On 17 January 2016, University of Hyderabad mourned over the death of their young research scholar Rohith Vemula. The 27 year old ended his life after facing continuous harassment from the university's administration. Rohith's institutional murder reignited a debate in the country that has long lain dormant: Was Rohith targeted because of his caste? Can caste become the basis of discrimination even in educational institutions?
Spontaneous protests were held across the country, seeking justice for Rohith. Radhika Vemula, his mother, along with other students who joined her in protest, were dragged and beaten up in the streets of Delhi by the police. A fresh probe was set up by the Guntur police, ostensibly with the purpose to "determine" Rohith’s caste. Both the Central government and university administration were unwilling to admit that Rohith was a Dalit. After the police report confirmed it, the HRD Minister Ms. Smriti Irani ordered a new probe to "confirm" Rohith’s caste. A judicial commission was set up by the Human Resources Development Ministry, consisting of one man, the former Allahabad High Court judge, Justice A K Roopanwal. Ultimately, the new investigation concluded that Rohith wasn't a dalit. The report stated
“Mrs. V. Radhika, mother of Mr. Rohith Vemula, is a Scheduled Caste lady and married to Vemula Mani Kumar who belongs to a backward community. She was divorced in 2006. …Henceforth, Rohith is not a Dalit” (Roopanwala Report).
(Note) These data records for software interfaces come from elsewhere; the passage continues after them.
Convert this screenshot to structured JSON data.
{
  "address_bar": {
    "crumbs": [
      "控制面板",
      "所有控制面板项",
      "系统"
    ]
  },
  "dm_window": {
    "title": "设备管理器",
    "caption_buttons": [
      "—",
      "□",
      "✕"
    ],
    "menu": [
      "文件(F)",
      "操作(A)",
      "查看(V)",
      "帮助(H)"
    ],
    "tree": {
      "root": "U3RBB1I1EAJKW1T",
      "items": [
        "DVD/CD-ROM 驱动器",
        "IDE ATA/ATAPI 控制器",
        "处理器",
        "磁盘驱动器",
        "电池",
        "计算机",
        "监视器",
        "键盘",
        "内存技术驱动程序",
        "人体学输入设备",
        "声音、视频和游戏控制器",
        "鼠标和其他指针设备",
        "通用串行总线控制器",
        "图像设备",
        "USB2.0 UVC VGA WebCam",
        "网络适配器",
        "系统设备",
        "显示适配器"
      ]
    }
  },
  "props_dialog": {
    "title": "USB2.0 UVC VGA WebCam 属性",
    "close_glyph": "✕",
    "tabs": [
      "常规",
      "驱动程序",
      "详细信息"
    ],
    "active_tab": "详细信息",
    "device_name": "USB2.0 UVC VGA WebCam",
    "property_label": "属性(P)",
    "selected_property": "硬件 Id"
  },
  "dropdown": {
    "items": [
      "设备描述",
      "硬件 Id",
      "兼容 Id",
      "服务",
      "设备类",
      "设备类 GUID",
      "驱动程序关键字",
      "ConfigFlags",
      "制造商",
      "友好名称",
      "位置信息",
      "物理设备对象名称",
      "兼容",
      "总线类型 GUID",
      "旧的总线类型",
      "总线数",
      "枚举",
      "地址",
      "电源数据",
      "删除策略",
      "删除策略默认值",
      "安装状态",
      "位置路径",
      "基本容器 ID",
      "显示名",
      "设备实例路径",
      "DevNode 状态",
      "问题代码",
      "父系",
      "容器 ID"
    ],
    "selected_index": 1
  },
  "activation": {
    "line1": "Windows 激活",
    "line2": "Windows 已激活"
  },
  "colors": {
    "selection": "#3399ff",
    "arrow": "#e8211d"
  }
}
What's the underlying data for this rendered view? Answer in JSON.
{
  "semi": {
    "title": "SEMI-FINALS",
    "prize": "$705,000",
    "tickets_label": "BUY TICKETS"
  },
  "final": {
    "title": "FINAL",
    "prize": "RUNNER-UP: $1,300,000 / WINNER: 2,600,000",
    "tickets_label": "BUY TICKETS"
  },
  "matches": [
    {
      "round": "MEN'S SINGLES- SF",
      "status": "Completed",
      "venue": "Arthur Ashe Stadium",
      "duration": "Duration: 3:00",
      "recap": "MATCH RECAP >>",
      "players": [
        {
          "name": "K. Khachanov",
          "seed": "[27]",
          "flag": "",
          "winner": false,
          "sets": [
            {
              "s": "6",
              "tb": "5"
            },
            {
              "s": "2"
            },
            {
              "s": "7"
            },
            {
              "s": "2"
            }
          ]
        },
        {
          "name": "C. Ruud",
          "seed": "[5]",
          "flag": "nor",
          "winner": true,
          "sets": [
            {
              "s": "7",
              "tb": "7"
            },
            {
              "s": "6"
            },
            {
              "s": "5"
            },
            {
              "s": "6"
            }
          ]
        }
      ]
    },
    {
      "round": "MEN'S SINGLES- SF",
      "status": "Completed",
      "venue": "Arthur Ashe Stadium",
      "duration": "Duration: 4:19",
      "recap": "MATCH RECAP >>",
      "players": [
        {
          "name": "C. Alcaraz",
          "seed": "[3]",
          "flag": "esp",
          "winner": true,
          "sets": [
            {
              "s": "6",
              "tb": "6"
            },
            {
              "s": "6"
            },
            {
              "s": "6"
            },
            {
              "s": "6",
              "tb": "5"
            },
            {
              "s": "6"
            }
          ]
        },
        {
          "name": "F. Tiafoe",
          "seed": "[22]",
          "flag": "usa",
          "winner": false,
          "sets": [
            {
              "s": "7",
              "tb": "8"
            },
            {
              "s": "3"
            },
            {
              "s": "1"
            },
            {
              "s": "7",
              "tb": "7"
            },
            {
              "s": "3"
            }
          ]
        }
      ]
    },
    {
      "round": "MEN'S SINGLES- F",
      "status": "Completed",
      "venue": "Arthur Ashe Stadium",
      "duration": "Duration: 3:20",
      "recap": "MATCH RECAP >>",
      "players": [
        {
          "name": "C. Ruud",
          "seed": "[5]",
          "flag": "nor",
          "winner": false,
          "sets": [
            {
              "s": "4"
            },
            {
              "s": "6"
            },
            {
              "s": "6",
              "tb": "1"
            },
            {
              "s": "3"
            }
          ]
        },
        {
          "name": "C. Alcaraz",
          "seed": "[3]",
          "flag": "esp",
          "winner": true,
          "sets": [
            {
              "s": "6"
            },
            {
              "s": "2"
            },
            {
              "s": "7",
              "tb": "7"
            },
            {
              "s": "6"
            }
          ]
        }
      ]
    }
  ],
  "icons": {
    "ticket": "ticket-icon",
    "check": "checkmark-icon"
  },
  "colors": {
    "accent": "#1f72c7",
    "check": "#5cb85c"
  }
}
Read the full report here.
In this game of determining and confirming his caste identity, the very real issue of caste discrimination that plagues even India's highest educational institutions was lost.
They Chose Death Over Humilation
In the letter left behind by Vemula, he wrote, “The value of a man was reduced to his immediate identity and nearest possibility. To vote. To a number. To a thing.”
Rohith's is not a lone case. Over the years, many students have committed suicide after facing caste based discrimination. In Rohith's immortal words, their caste became a "fatal accident." Yesterday marked two years of his death. Since then, there have been no steps taken to address the issue. The number of deaths that happened across the country in the name of caste discrimation has doubled. While many chose to fight against this humilation, many chose death over humlation. We revisit Vidhya and Tilak's article remembering some of those who chose death over humiliation.
Read the full article here.
"When Equality is Denied Everything is Denied": Rajani Krish
Muthukrishna aka Rajani Krish, research scholar at Jawaharlal Nehru University hung himself in his friend's room in Munirka last year. The young Dalit scholar was could not follow his dream to do his research because of his poor language proficiency in various universities across the country. Later, when he joined Jawaharlal Nehru University on July 2016, as an M.Phil student in the Centre for Historical Studies, he found himself alienated by his peers because of his lack of fluency in both English and Hindi. The last post the native Tamil speaker on his facebook page before his death was:
"When equality is denied everything is denied. There is no Equality in M.Phil/Phd Admission, there is no equality in viva – voce, there is only denial of equality, denying Prof. Sukhadeo Thorat recommendation, denying Students protest places in Ad – block, denying the education of the Marginalised".
His death has raised many questions. Was he discriminated against because of the his caste? Is Muthu's death also an instititional murder? Has he too become another Rohith?
Read more here.